As a franchise owner in the restoration and disaster recovery industry, you'll likely have to deal with the following considerations in the course of conducting business:


  • Ensuring that you and your employees maintain respect and empathy when dealing with customers who have been physically or emotionally traumatized
  • Securing appropriate liability insurance, worker's compensation insurance and employee bonding to ensure the safety and security of your job sites
  • Managing cash flow while waiting for reimbursement from insurance companies, a wait-time that is typically three to five weeks, according to 50 percent of those surveyed by Cleanfax
  • Avoiding guilt by association and protecting your reputation when problems arise at another franchise location

While you'll have the backing of your franchisor's reputation, your franchise eventually will establish its own credibility based on your individual performance. You'll help maintain a steady flow of new clients if you encourage satisfied customers to share their experiences. According to a Nielsen survey, 92 percent of consumers trust referrals from people they know and people are four times more likely to make a purchase when referred by a friend. You'll be best positioned if you're the first name people think of when looking for help in a time of crisis.


Characteristics for Success: Who Should Consider a Restoration and Disaster Recovery Industry Franchise?

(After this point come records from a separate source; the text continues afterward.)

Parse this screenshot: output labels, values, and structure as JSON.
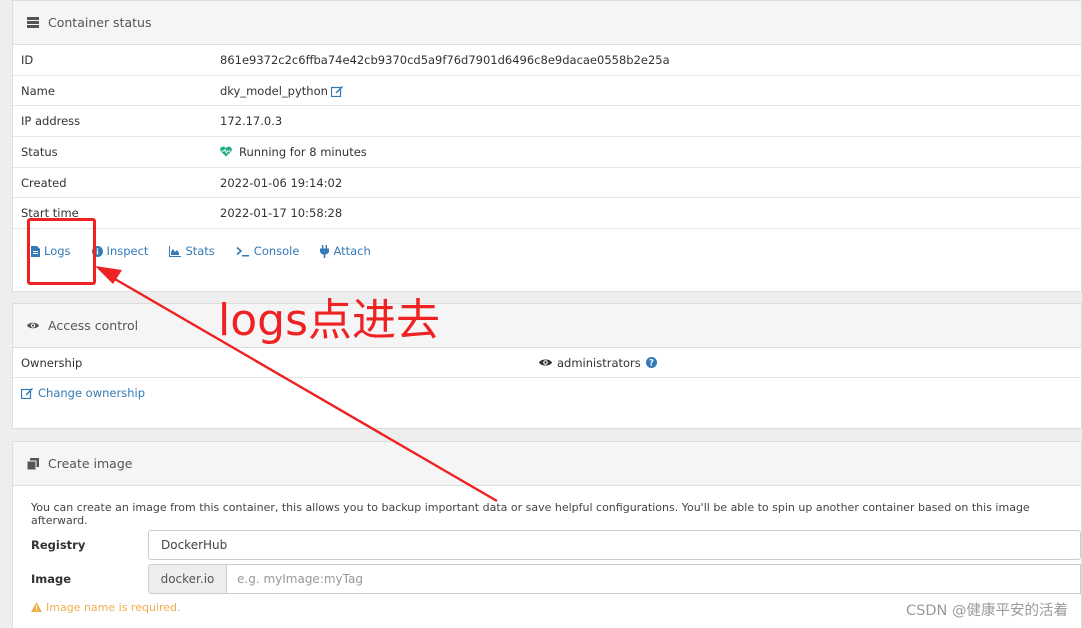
{
  "container_status": {
    "title": "Container status",
    "rows": [
      {
        "key": "ID",
        "value": "861e9372c2c6ffba74e42cb9370cd5a9f76d7901d6496c8e9dacae0558b2e25a"
      },
      {
        "key": "Name",
        "value": "dky_model_python"
      },
      {
        "key": "IP address",
        "value": "172.17.0.3"
      },
      {
        "key": "Status",
        "value": "Running for 8 minutes"
      },
      {
        "key": "Created",
        "value": "2022-01-06 19:14:02"
      },
      {
        "key": "Start time",
        "value": "2022-01-17 10:58:28"
      }
    ],
    "actions": {
      "logs": "Logs",
      "inspect": "Inspect",
      "stats": "Stats",
      "console": "Console",
      "attach": "Attach"
    }
  },
  "access_control": {
    "title": "Access control",
    "ownership_label": "Ownership",
    "ownership_value": "administrators",
    "change_ownership": "Change ownership"
  },
  "create_image": {
    "title": "Create image",
    "help": "You can create an image from this container, this allows you to backup important data or save helpful configurations. You'll be able to spin up another container based on this image afterward.",
    "registry_label": "Registry",
    "registry_value": "DockerHub",
    "image_label": "Image",
    "image_prefix": "docker.io",
    "image_placeholder": "e.g. myImage:myTag",
    "warning": "Image name is required."
  },
  "annotation": {
    "text": "logs点进去",
    "color": "#ee2222"
  },
  "watermark": "CSDN @健康平安的活着",
  "colors": {
    "link": "#337ab7",
    "status_heart": "#23ae89",
    "warning": "#f0ad4e"
  }
}
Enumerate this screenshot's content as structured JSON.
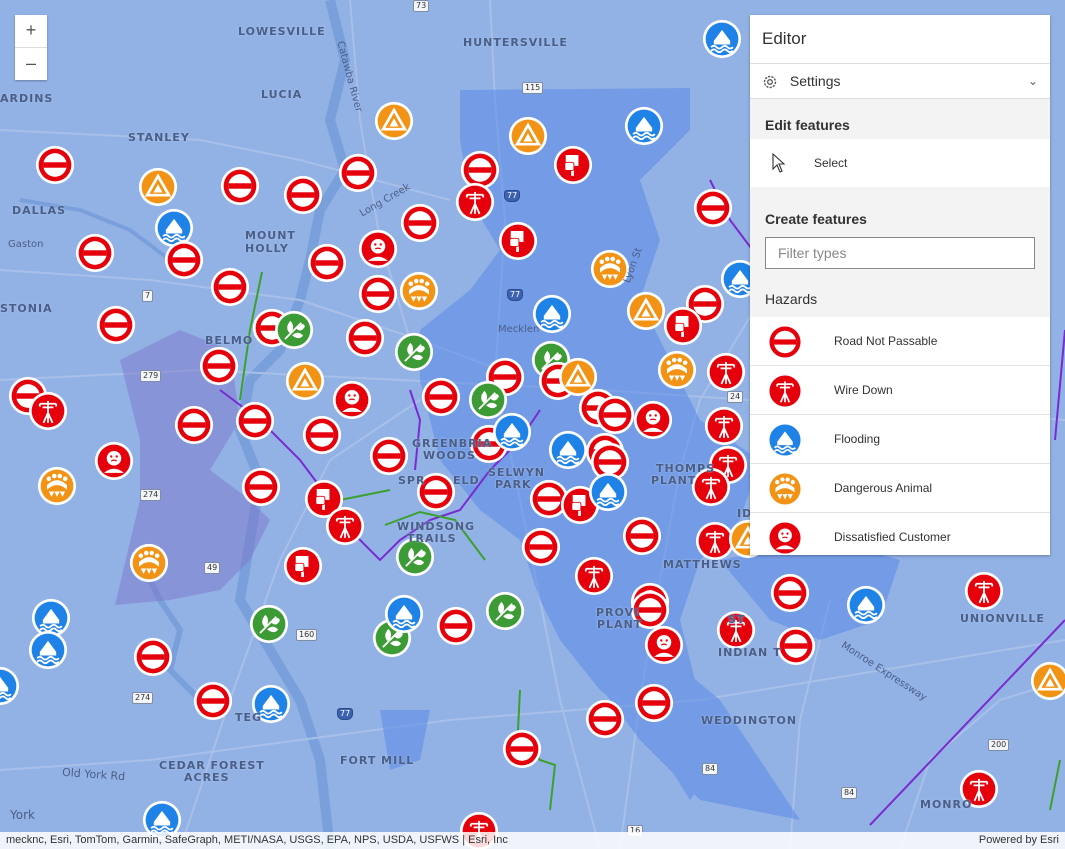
{
  "colors": {
    "road_not_passable": "#e5000b",
    "wire_down": "#e5000b",
    "flooding": "#1e82e6",
    "dangerous_animal": "#f39315",
    "dissatisfied_customer": "#e5000b",
    "hazard_warning": "#f39315",
    "vegetation": "#3c9b35",
    "protest": "#e5000b"
  },
  "zoom": {
    "in_label": "+",
    "out_label": "–"
  },
  "places": [
    {
      "label": "LOWESVILLE"
    },
    {
      "label": "HUNTERSVILLE"
    },
    {
      "label": "LUCIA"
    },
    {
      "label": "ARDINS"
    },
    {
      "label": "STANLEY"
    },
    {
      "label": "DALLAS"
    },
    {
      "label": "Gaston"
    },
    {
      "label": "MOUNT"
    },
    {
      "label": "HOLLY"
    },
    {
      "label": "STONIA"
    },
    {
      "label": "BELMO"
    },
    {
      "label": "GREENBRIA"
    },
    {
      "label": "WOODS"
    },
    {
      "label": "SPR"
    },
    {
      "label": "ELD"
    },
    {
      "label": "SELWYN"
    },
    {
      "label": "PARK"
    },
    {
      "label": "THOMPS"
    },
    {
      "label": "PLANT"
    },
    {
      "label": "WINDSONG"
    },
    {
      "label": "TRAILS"
    },
    {
      "label": "MATTHEWS"
    },
    {
      "label": "PROVI"
    },
    {
      "label": "PLANT"
    },
    {
      "label": "ST"
    },
    {
      "label": "INDIAN T"
    },
    {
      "label": "UNIONVILLE"
    },
    {
      "label": "WEDDINGTON"
    },
    {
      "label": "CEDAR FOREST"
    },
    {
      "label": "ACRES"
    },
    {
      "label": "FORT MILL"
    },
    {
      "label": "TEG"
    },
    {
      "label": "MONRO"
    },
    {
      "label": "York"
    },
    {
      "label": "Mecklen"
    },
    {
      "label": "ID"
    }
  ],
  "road_labels": [
    {
      "label": "Old York Rd"
    },
    {
      "label": "Catawba River"
    },
    {
      "label": "Long Creek"
    },
    {
      "label": "Monroe Expressway"
    },
    {
      "label": "Lyon St"
    }
  ],
  "shields": [
    {
      "label": "73"
    },
    {
      "label": "115"
    },
    {
      "label": "77"
    },
    {
      "label": "77"
    },
    {
      "label": "7"
    },
    {
      "label": "279"
    },
    {
      "label": "274"
    },
    {
      "label": "49"
    },
    {
      "label": "160"
    },
    {
      "label": "274"
    },
    {
      "label": "77"
    },
    {
      "label": "84"
    },
    {
      "label": "200"
    },
    {
      "label": "84"
    },
    {
      "label": "16"
    },
    {
      "label": "24"
    }
  ],
  "editor": {
    "title": "Editor",
    "settings_label": "Settings",
    "edit_features_heading": "Edit features",
    "select_label": "Select",
    "create_features_heading": "Create features",
    "filter_placeholder": "Filter types",
    "category": "Hazards",
    "types": [
      {
        "label": "Road Not Passable",
        "icon": "road-not-passable-icon"
      },
      {
        "label": "Wire Down",
        "icon": "wire-down-icon"
      },
      {
        "label": "Flooding",
        "icon": "flooding-icon"
      },
      {
        "label": "Dangerous Animal",
        "icon": "dangerous-animal-icon"
      },
      {
        "label": "Dissatisfied Customer",
        "icon": "dissatisfied-customer-icon"
      }
    ]
  },
  "attribution": {
    "text": "mecknc, Esri, TomTom, Garmin, SafeGraph, METI/NASA, USGS, EPA, NPS, USDA, USFWS | Esri, Inc",
    "powered_by": "Powered by Esri"
  }
}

Owning a franchise in the restoration and disaster recovery industry includes opportunities for franchises that offer comprehensive or specialized services. Successful franchise owners are prepared for the unique demands and challenges of this growing industry. You'll be more likely to reach your professional and personal goals with franchise ownership in the restoration and disaster recovery industry if you possess the following strengths and skills:


  • You have experience in customer service and enjoy working with people. While your services may require expert physical labor, much of your long-term success will depend on your ability to keep customers satisfied from your first encounter.
  • You're willing to attend ongoing training to keep updated on industry best practices. You also may be required to take examinations to obtain necessary professional certifications and licenses.
  • You can establish and enforce safety and procedural protocols to provide the most effective service. You'll have to ensure that chemicals and equipment are handled appropriately to avoid causing additional damage and injuring employees and customers.
  • You can convey professionalism and trustworthiness both in person and via electronic communication. Since your first contact with potential customers may via phone or email, it's important that you can offer the reassurance they need to trust you with their property.
  • You can stay on top of paperwork, insurance claims and customer billing, or are willing to hire someone to do so. Since many of your jobs will involve insurance claims, you'll need to understand and follow through on the requirements necessary to obtain fast and accurate payment.
  • You can empathize with individuals who may be emotionally distraught. While your job is to help customers deal with physical damage, it's important to consider that they may be dealing with other effects of a disaster, such as personal injury or even the loss of a loved one.
  • You can remain physically and emotionally stable when encountering the sights and smells of post-disaster damage. You should be able to handle the possible physical and emotional effects of devastating events.
  • You're willing to work when the need arises. Since disasters can occur at any time of the day or night, it's important that you remain dependable and accessible 24/7 to take advantage of opportunities when they arise.

Minimum Cash Required: $ 55,000
Average Cash Required: $ 55,000

*Based on currently active listings at FranchiseOpportunities.com